Through nine games, the second-year pass-rusher leads the Titans with 4.5 sacks. A fifth-round draft choice in 2017, Brown's sack total leads all inside linebackers. He also ranks second on the Titans with 13 quarterback pressures and is tied for second with five tackles for a loss.
The early NFL success for Brown is a bit different from his previous stops at Long Beach Poly Tech High School and UCLA, where he learned to be patient and keep putting the work in until it was his turn to shine.
"I had a good base around me with my brothers, my dad, my whole family telling me to keep working and things paved out for me," Brown said. "At Poly, riding the bench until my senior year. Then at UCLA, I didn't play until my junior year, but I made the most out of it.
"After getting drafted in the fifth round, playing right away surprised me, but I am making the most out of my opportunities and I am just going to keep growing."
Football runs in Brown's family. His younger brother, Joshua, is a linebacker at the University of Arizona, and his two older brothers also played college football. Jason played linebacker at Idaho, and Juwuan was a defensive lineman at Southern Oregon.
This week, Brown and the Titans' defense have to slow down the Indianapolis Colts (1 p.m. ET Sunday, CBS). Head coach Frank Reich has the Colts' offense firing on all cylinders, averaging 28.9 points per game. Reich complimented the Titans' defense for how "multiple" it is with its fronts, blitzes and coverages. He also praised Brown and veteran linebacker Wesley Woodyard for making plays all over the field while still playing with discipline.
The discipline and aggressiveness that Brown plays with is the result of an increased hunger to be great after working out with former UCLA and current Green Bay Packers defensive lineman Kenny Clark. In the process, he met Packers linebacker Clay Matthews, Jacksonville Jaguars defensive lineman Malik Jackson and San Francisco 49ers linebacker Malcolm Smith. Those interactions were a game-changer for Brown.

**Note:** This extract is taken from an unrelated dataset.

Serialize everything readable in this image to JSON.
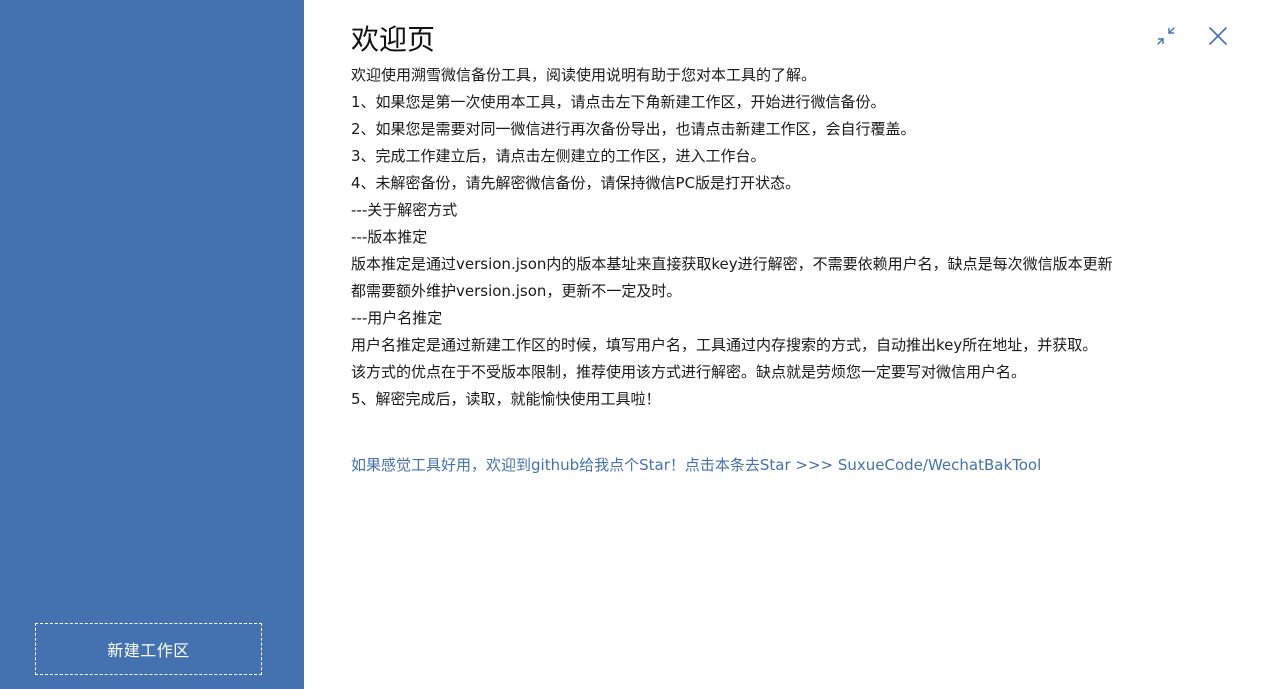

"I got everybody's input, picking their brain and trying out new things," he said. "I developed an even bigger hunger this offseason going into my second year. I just wanted to ball super hard and elevate my game by improving on everything that I didn't capitalize on during my rookie year."
Brown's favorite team growing up was the Philadelphia Eagles because he liked watching Brian Dawkins. He listed Ray Lewis, Willie McGinest, Troy Polamalu, Brian Urlacher and Ed Reed as other players he loved to watch. The passion that Brown plays with is no coincidence given how the players mentioned above took the field with such enthusiasm.
Brown's 4.5 sacks have mostly resulted from being sent on interior gap blitzes, but he's also rushing from the outside. After posting 1.5 sacks as a rookie, he says giving maximum effort is the reason for his jump in production.
"What clicked is just me not giving up," he said. "On my rushes, I am not just coming free instantly. Pass-rushing and sacks, it's all about that motor going even when you're blocked. You have to keep your legs going, and you'll end up free. When the quarterback is right there, grab him and bring him down."
Brown will have to harness that high motor and play with more craftiness if he has to face Colts guard Quenton Nelson. Indy's rookie first-round pick, listed at 6-foot-5, 330 pounds, might try to blow up the undersized Brown (6-0, 226) like he did when he wiped out Jaguars safety Barry Church last week. Taking on a human dump truck like Nelson will be tough for Brown, but he knows how to attack him.
"You have to switch it up on him," Brown said. "Sometimes you come down and hit him, but the next time you make a move on him. Keep him guessing, but do it the right way where it's not hurting your team."
No matter who the opponent is, Titans defensive coordinator Dean Pees knows he'll get a great effort from Brown.
"From the time that I have gotten here until now, he has matured as a professional," Pees said. "He's studying. Early on, I probably could have asked him questions and he might not have had an answer. Now he actually asks the questions. That's becoming a pro. I credit Mike [Vrabel] for a lot of that. He really pushed him hard early on. Jayon has taken to coaching and done a great job."